It should be impossible for me to miss these things. But…it is not.

Many of these errors have gotten past me and gone back to the client. That is a freaking menace.

Even in my own creative work, I come across weird stuff: chunks of copy moved…but moved to the wrong place and left there unnoticed. Inconsistencies. Typos. Wackshit stuff that would never have escaped attention even five years ago, to say nothing of ten or fifteen.

Week or two ago, I volunteered to do receptionist work for the church. They have a whole crew who staff the front desk during the weekdays. I should be competent at that: my first full-time real-world job was working as receptionist at a law firm. And I loved it. Best job I’ve ever had, except for the editorial job at Arizona Highways.

After sitting at an experienced person’s elbow for two shifts — six hours, all told — it occurred to me that I cannot remember how to operate the very simple phone. It is like a real switchboard and it is not like a real switchboard. It’s enough not — and staff’s wishes and nonwishes are complex enough — that it’s going to be difficult or maybe even impossible for me to learn how to do it.

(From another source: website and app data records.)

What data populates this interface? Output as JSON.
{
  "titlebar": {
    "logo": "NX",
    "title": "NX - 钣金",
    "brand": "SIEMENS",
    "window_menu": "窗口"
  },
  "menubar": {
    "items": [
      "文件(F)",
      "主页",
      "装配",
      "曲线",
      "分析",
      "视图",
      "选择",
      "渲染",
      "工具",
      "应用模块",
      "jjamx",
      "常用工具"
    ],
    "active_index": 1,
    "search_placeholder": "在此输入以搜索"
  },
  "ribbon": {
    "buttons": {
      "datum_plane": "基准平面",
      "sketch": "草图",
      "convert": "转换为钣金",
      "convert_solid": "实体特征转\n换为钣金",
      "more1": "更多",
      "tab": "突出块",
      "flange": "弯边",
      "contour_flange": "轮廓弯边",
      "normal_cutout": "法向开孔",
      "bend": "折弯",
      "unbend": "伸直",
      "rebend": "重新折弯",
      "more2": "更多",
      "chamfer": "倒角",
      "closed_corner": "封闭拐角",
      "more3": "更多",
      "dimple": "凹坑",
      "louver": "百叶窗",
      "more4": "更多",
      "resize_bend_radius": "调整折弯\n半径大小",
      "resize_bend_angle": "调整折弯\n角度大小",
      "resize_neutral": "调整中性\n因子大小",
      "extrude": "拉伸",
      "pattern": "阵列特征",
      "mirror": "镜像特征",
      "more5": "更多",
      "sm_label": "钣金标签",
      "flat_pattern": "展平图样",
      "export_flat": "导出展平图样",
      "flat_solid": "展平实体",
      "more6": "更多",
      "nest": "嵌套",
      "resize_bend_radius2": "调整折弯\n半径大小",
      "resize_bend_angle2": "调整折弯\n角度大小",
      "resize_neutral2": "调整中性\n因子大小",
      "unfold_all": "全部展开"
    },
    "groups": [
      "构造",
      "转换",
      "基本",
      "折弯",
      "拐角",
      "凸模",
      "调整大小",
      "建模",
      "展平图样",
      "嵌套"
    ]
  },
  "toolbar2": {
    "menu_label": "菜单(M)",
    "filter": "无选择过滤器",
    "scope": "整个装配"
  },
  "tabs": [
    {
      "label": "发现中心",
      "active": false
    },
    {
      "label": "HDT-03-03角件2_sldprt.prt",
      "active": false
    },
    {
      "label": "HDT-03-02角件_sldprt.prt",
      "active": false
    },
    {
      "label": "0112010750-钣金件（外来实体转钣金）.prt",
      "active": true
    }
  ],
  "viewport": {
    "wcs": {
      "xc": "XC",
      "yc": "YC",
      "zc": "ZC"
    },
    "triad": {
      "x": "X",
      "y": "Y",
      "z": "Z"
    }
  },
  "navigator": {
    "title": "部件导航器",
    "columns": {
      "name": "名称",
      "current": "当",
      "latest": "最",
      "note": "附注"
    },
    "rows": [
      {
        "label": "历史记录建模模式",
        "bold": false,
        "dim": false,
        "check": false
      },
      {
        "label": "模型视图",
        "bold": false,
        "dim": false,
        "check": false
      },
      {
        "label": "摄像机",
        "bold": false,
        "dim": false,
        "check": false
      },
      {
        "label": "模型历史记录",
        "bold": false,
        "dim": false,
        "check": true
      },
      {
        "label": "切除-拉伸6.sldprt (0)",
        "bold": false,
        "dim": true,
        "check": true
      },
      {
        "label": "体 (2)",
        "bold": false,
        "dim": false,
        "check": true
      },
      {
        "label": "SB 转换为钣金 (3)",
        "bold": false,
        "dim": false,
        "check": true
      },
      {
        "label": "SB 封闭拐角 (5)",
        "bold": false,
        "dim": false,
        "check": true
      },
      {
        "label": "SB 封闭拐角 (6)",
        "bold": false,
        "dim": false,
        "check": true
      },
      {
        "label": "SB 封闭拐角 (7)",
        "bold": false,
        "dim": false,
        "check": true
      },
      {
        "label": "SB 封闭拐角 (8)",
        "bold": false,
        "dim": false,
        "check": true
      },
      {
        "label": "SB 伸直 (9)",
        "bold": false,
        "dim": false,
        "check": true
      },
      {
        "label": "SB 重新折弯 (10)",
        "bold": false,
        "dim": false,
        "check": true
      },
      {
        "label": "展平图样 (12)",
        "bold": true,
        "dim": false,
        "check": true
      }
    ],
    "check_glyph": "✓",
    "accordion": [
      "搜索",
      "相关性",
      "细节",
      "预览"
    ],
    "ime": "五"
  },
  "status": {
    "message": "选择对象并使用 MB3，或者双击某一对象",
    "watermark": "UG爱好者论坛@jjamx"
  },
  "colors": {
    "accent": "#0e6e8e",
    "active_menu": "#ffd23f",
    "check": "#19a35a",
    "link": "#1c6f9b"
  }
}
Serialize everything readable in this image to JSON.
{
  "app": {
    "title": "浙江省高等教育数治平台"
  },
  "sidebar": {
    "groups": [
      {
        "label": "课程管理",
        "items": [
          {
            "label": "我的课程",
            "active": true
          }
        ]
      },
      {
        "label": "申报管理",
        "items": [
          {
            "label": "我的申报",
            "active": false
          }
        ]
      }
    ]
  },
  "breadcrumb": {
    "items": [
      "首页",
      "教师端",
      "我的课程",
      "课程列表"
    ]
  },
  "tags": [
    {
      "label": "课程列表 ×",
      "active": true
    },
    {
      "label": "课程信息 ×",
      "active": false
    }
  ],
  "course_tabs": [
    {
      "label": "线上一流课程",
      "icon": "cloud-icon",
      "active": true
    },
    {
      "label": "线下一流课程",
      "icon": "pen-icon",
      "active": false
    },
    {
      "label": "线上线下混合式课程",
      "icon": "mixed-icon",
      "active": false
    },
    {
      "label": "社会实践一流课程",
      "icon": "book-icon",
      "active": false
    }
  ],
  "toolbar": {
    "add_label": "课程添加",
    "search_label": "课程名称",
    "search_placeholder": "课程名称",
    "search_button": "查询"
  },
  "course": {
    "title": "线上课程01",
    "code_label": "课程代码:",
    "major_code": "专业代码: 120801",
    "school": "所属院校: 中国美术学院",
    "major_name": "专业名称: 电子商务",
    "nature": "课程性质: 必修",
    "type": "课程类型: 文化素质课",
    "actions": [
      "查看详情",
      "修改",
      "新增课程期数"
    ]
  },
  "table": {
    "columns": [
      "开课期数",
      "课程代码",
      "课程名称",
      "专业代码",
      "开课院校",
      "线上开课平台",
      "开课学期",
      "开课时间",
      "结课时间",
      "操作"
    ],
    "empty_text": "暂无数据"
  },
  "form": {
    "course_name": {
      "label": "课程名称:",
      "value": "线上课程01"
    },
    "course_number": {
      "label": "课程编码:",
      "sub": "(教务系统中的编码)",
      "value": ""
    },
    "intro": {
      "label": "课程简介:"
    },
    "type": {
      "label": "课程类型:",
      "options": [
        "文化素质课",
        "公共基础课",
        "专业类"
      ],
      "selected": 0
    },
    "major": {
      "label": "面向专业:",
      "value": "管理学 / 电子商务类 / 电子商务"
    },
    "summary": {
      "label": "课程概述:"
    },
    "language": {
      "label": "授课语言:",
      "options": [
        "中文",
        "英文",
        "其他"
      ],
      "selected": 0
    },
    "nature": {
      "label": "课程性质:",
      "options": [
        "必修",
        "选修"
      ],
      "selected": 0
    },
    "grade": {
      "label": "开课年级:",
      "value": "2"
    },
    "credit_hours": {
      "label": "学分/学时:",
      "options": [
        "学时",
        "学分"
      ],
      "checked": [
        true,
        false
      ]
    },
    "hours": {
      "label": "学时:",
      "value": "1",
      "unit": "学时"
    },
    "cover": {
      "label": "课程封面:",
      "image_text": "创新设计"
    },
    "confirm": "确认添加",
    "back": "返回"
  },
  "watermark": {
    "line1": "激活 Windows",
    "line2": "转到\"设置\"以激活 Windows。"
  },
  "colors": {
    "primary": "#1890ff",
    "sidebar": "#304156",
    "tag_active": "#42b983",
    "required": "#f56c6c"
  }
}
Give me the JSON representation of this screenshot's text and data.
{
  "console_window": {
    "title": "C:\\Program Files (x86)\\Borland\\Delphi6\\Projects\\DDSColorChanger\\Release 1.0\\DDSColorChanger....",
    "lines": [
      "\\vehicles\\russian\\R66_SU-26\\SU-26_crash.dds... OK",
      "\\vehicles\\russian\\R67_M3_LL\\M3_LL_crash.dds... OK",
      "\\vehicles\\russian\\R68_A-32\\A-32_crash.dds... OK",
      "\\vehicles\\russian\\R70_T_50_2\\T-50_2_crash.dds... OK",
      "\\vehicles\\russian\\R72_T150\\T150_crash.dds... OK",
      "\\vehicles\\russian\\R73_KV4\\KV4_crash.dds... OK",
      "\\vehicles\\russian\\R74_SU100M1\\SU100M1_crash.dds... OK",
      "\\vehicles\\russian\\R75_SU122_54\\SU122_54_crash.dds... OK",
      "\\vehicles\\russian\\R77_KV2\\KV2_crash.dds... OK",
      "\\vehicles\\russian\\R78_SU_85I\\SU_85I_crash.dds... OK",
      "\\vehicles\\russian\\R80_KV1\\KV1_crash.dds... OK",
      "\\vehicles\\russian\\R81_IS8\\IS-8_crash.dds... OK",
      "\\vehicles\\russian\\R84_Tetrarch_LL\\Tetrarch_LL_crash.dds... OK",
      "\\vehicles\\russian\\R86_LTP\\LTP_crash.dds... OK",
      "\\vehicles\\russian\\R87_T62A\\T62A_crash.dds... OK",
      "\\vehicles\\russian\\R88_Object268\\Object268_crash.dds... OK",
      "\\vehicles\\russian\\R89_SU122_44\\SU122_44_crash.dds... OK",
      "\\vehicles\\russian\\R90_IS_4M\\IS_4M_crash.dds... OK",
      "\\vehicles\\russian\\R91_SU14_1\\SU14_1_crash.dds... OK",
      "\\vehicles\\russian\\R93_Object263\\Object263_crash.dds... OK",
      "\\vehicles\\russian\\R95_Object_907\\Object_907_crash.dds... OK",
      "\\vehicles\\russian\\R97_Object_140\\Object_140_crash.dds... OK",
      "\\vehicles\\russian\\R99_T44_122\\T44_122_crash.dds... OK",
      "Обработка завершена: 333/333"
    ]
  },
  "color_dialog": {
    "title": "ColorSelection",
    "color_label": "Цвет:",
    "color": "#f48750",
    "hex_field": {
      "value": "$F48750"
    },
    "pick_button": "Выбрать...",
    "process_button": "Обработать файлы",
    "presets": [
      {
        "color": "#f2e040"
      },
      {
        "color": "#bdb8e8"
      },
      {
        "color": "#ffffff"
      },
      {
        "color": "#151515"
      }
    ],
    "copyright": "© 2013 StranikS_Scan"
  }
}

Then we have the fact that I’m no longer a cute young girl. Back in the day when I had an acceptable face, no gray hair, and 34-23-36 measurements, my cuteness over-rode the strangeness of my personality. The god’s truth is, one reason I’m not good at marketing books (besides the fundamental laziness) is that I do not do well with people. I annoy them and offend them and do not know how or why.

This has been true since I was a little girl. In grade school, I had no friends. The kids simply hated me. By second grade (no kindergarten in those days), I’d alienated them all — well, except for one little girl who was as weird as I was. She was taken back to the States in the third or fourth grade. Some years later — after we also had come back to the States — I walked into an empty classroom where two girls were fooling with something in a closet. With their backs turned to me, they didn’t see me come in. And they were both going on about how much they hated me. I didn’t even know who they were! Couldn’t have told you their names to save my own life.

My guess is that today I would be “diagnosed” with a mild case of Asperger’s. I don’t get along with people because I don’t read their expressions well, I don’t pick up on their tone of voice well, and little verbal hints they drop often fly right past me.

Which, I suppose, explains why the more I get to know people, the better I like my dog…

These things were overlooked when I was a sexy young woman married (or about to be married) to a prominent lawyer. Today: not so much.

At any rate, I suspect that it’s best if I’m not around other human beings, for their happiness and for mine.

So that leaves, as a money-making gig, adjunct teaching. Online.

I loathe adjunct teaching. I’m not all that fond of teaching when I’m paid a respectable salary. But the sub-minimum wage that adjuncts earn is just plain insulting. After a semester of that stuff, you’re left with the same question: Why am I doing this?

Yeah. Why AM I doing this???